→ **Website and app data records**
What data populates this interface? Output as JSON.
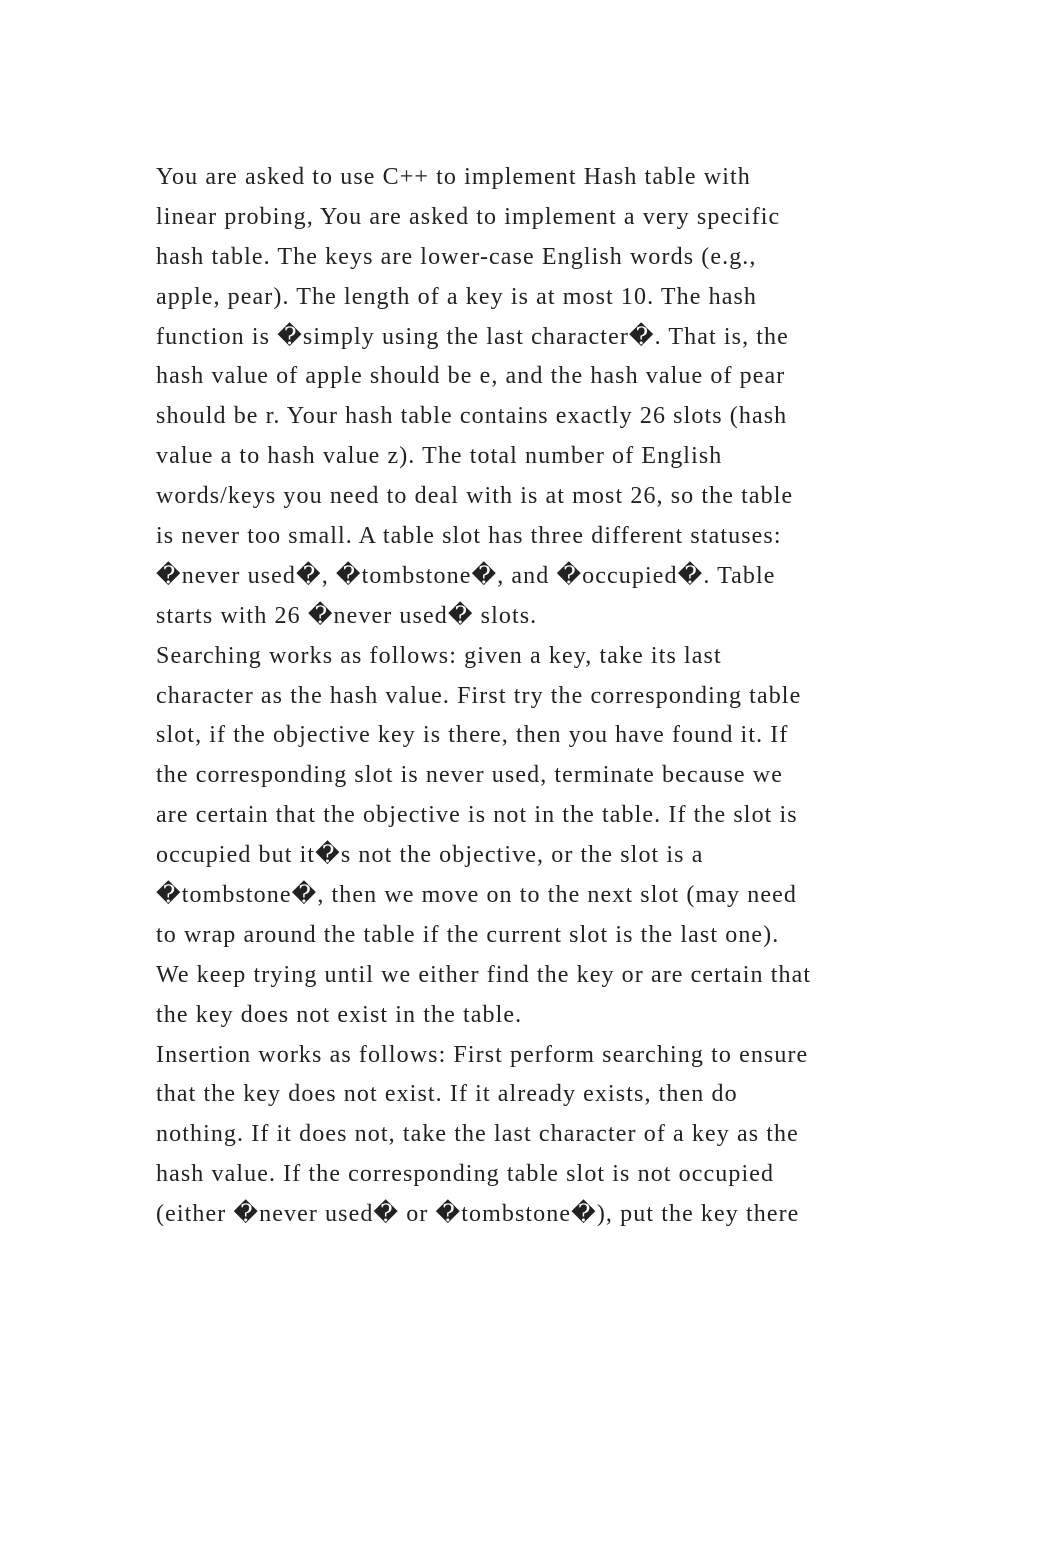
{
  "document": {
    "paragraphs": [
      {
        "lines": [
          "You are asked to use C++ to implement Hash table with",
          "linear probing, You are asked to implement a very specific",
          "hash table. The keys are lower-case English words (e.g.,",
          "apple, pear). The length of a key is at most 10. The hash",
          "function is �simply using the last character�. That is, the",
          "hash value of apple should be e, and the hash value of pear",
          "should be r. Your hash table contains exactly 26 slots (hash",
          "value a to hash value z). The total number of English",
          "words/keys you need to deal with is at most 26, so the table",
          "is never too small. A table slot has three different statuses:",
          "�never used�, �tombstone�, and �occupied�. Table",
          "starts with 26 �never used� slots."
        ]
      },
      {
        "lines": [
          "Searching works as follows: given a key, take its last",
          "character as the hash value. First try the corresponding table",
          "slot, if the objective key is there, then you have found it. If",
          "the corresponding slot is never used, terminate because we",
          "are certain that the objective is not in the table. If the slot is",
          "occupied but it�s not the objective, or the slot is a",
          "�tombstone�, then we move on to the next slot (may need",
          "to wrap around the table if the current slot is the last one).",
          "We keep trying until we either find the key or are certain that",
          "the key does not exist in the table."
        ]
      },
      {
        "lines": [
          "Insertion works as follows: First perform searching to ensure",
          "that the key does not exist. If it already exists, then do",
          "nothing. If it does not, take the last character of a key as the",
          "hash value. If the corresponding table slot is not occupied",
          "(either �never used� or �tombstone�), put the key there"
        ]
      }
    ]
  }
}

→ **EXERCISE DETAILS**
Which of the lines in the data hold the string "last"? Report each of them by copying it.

→ **TASK RESPONSE**
          "function is �simply using the last character�. That is, the",
          "Searching works as follows: given a key, take its last",
          "to wrap around the table if the current slot is the last one).",
          "nothing. If it does not, take the last character of a key as the",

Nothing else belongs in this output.